Thrillers that take place in a single location aren’t very common. It seems filmmakers prefer to utilize a stage for spectacle, and the script is left in a secondary plane. If we add the action genre to this equation, it’s even more rare. But do you actually remember action films having good scripts aside from the obvious ones we always speak of?
In Solid Rock Trust, writer/director Rick Ives decides otherwise. He’s keen on maintaining the film on his lead’s shoulders and getting a good story out of a terribly monotonous setting. But guess again. Solid Rock Trust is well… solid (ha!). Ives’ film is much more interesting than its premise, and aside from a few issues, it goes down smoothly as a Friday night thriller with all the right pieces.
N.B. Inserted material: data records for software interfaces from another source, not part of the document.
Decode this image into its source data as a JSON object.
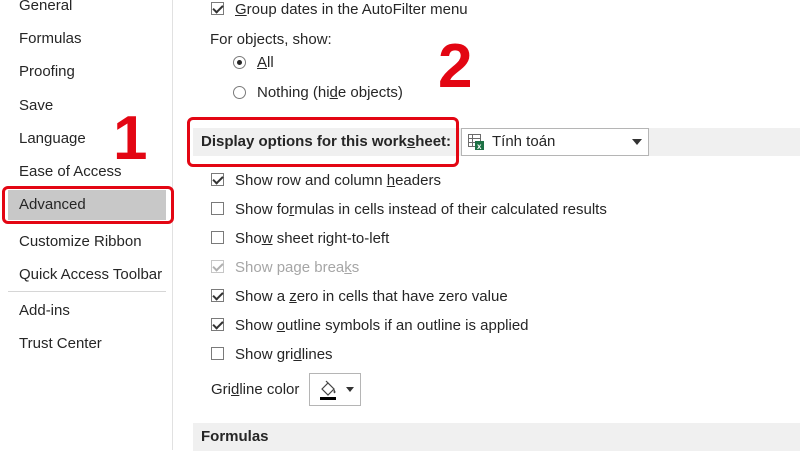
{
  "sidebar": {
    "items": [
      {
        "label": "General"
      },
      {
        "label": "Formulas"
      },
      {
        "label": "Proofing"
      },
      {
        "label": "Save"
      },
      {
        "label": "Language"
      },
      {
        "label": "Ease of Access"
      },
      {
        "label": "Advanced",
        "selected": true
      },
      {
        "label": "Customize Ribbon"
      },
      {
        "label": "Quick Access Toolbar"
      },
      {
        "label": "Add-ins"
      },
      {
        "label": "Trust Center"
      }
    ]
  },
  "annotations": {
    "step1": "1",
    "step2": "2",
    "highlight_color": "#e30613"
  },
  "main": {
    "group_dates": {
      "label_pre": "",
      "label_ul": "G",
      "label_post": "roup dates in the AutoFilter menu",
      "checked": true
    },
    "for_objects_label": "For objects, show:",
    "radio_all": {
      "label_pre": "",
      "label_ul": "A",
      "label_post": "ll",
      "selected": true
    },
    "radio_nothing": {
      "label_pre": "Nothing (hi",
      "label_ul": "d",
      "label_post": "e objects)",
      "selected": false
    },
    "display_section": {
      "title_pre": "Display options for this work",
      "title_ul": "s",
      "title_post": "heet:",
      "worksheet_select": {
        "value": "Tính toán",
        "icon": "excel-sheet-icon"
      }
    },
    "options": [
      {
        "pre": "Show row and column ",
        "ul": "h",
        "post": "eaders",
        "checked": true,
        "disabled": false
      },
      {
        "pre": "Show fo",
        "ul": "r",
        "post": "mulas in cells instead of their calculated results",
        "checked": false,
        "disabled": false
      },
      {
        "pre": "Sho",
        "ul": "w",
        "post": " sheet right-to-left",
        "checked": false,
        "disabled": false
      },
      {
        "pre": "Show page brea",
        "ul": "k",
        "post": "s",
        "checked": true,
        "disabled": true
      },
      {
        "pre": "Show a ",
        "ul": "z",
        "post": "ero in cells that have zero value",
        "checked": true,
        "disabled": false
      },
      {
        "pre": "Show ",
        "ul": "o",
        "post": "utline symbols if an outline is applied",
        "checked": true,
        "disabled": false
      },
      {
        "pre": "Show gri",
        "ul": "d",
        "post": "lines",
        "checked": false,
        "disabled": false
      }
    ],
    "gridline_color": {
      "pre": "Gri",
      "ul": "d",
      "post": "line color",
      "icon": "paint-bucket-icon"
    },
    "formulas_section": {
      "title": "Formulas"
    }
  }
}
The story is simple. Maddie is a hacker and she’s in charge of leading a bank heist from an abandoned building. For some reason (I’m guessing it’s more of a chance for Koko Marshall to showcase her acting) she communicates with the team pretending to be a different person when she talks to each of them. Things stay in control at first.
And then it all goes to shambles. Horribly. Everything Maddie builds falls down very slowly as she tries to control her team inside the bank, and a cop who’s negotiating the release of hostages. Solid Rock Trust is one twist after another submitting Maddie to the greatest test she’s ever endured.
It’s pretty obvious from the start but this is Koko Marshall’s show. The film is sustained by her performance as a leader trying to gain trust from every possible side. There’s a physicality to her performance that’s merged with the setting and she graciously moves between computers and cellphones and convinces us of her role. The film wouldn’t work as well without an actress being committed like Marshall is.
However, in the third act Solid Rock Trust stumbles a bit. There’s a final twist that doesn’t feel as connected with the film, and honestly doesn’t do much for characters. Not even for Maddie who gets betrayed and loses confidence for a second. It also drifts towards a territory without much logic in its resolution.
This is one well written thriller that could solve your night in an instant. It’s well acted and even if it could use some cutting in the editing room, the director’s vision is uncompromised. When it comes to indies, it doesn’t always happen, so when it does, we should celebrate.